Supplied records below:

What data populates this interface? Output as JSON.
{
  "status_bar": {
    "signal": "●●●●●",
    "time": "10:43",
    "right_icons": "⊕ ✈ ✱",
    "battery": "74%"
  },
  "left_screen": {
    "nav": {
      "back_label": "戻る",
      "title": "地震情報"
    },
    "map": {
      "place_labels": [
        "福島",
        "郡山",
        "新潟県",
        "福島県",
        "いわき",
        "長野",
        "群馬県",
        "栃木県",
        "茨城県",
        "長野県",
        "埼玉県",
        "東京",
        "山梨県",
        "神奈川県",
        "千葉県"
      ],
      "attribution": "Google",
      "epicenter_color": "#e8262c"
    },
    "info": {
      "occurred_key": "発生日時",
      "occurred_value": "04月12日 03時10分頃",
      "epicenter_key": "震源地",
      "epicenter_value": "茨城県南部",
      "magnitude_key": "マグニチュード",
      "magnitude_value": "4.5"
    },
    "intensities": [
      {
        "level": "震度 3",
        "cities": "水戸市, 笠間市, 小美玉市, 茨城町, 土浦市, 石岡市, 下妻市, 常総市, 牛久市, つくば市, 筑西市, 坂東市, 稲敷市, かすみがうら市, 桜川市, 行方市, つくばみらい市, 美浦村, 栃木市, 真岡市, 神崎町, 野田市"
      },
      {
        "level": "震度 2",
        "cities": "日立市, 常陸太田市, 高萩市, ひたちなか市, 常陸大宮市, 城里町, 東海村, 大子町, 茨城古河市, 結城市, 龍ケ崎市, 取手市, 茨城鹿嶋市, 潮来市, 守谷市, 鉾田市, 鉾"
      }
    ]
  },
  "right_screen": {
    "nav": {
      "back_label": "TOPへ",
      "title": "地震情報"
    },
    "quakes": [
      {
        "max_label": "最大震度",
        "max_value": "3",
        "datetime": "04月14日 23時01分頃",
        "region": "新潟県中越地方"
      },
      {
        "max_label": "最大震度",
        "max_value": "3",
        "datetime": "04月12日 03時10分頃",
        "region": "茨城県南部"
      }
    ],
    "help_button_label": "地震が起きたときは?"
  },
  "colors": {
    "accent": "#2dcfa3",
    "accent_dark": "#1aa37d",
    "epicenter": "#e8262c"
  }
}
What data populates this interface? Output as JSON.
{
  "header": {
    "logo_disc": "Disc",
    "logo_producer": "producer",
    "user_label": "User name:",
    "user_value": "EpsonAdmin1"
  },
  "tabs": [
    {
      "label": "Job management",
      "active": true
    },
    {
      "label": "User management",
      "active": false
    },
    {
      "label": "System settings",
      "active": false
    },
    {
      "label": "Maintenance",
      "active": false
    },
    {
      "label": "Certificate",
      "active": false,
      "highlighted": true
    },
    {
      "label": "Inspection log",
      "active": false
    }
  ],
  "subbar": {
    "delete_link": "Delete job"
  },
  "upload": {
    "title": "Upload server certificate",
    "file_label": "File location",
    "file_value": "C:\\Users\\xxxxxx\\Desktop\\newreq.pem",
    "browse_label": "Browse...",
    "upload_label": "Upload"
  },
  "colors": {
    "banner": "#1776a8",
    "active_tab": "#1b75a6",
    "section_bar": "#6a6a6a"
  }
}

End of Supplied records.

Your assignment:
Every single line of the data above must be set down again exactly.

Task result:
What data populates this interface? Output as JSON.
{
  "status_bar": {
    "signal": "●●●●●",
    "time": "10:43",
    "right_icons": "⊕ ✈ ✱",
    "battery": "74%"
  },
  "left_screen": {
    "nav": {
      "back_label": "戻る",
      "title": "地震情報"
    },
    "map": {
      "place_labels": [
        "福島",
        "郡山",
        "新潟県",
        "福島県",
        "いわき",
        "長野",
        "群馬県",
        "栃木県",
        "茨城県",
        "長野県",
        "埼玉県",
        "東京",
        "山梨県",
        "神奈川県",
        "千葉県"
      ],
      "attribution": "Google",
      "epicenter_color": "#e8262c"
    },
    "info": {
      "occurred_key": "発生日時",
      "occurred_value": "04月12日 03時10分頃",
      "epicenter_key": "震源地",
      "epicenter_value": "茨城県南部",
      "magnitude_key": "マグニチュード",
      "magnitude_value": "4.5"
    },
    "intensities": [
      {
        "level": "震度 3",
        "cities": "水戸市, 笠間市, 小美玉市, 茨城町, 土浦市, 石岡市, 下妻市, 常総市, 牛久市, つくば市, 筑西市, 坂東市, 稲敷市, かすみがうら市, 桜川市, 行方市, つくばみらい市, 美浦村, 栃木市, 真岡市, 神崎町, 野田市"
      },
      {
        "level": "震度 2",
        "cities": "日立市, 常陸太田市, 高萩市, ひたちなか市, 常陸大宮市, 城里町, 東海村, 大子町, 茨城古河市, 結城市, 龍ケ崎市, 取手市, 茨城鹿嶋市, 潮来市, 守谷市, 鉾田市, 鉾"
      }
    ]
  },
  "right_screen": {
    "nav": {
      "back_label": "TOPへ",
      "title": "地震情報"
    },
    "quakes": [
      {
        "max_label": "最大震度",
        "max_value": "3",
        "datetime": "04月14日 23時01分頃",
        "region": "新潟県中越地方"
      },
      {
        "max_label": "最大震度",
        "max_value": "3",
        "datetime": "04月12日 03時10分頃",
        "region": "茨城県南部"
      }
    ],
    "help_button_label": "地震が起きたときは?"
  },
  "colors": {
    "accent": "#2dcfa3",
    "accent_dark": "#1aa37d",
    "epicenter": "#e8262c"
  }
}
What data populates this interface? Output as JSON.
{
  "header": {
    "logo_disc": "Disc",
    "logo_producer": "producer",
    "user_label": "User name:",
    "user_value": "EpsonAdmin1"
  },
  "tabs": [
    {
      "label": "Job management",
      "active": true
    },
    {
      "label": "User management",
      "active": false
    },
    {
      "label": "System settings",
      "active": false
    },
    {
      "label": "Maintenance",
      "active": false
    },
    {
      "label": "Certificate",
      "active": false,
      "highlighted": true
    },
    {
      "label": "Inspection log",
      "active": false
    }
  ],
  "subbar": {
    "delete_link": "Delete job"
  },
  "upload": {
    "title": "Upload server certificate",
    "file_label": "File location",
    "file_value": "C:\\Users\\xxxxxx\\Desktop\\newreq.pem",
    "browse_label": "Browse...",
    "upload_label": "Upload"
  },
  "colors": {
    "banner": "#1776a8",
    "active_tab": "#1b75a6",
    "section_bar": "#6a6a6a"
  }
}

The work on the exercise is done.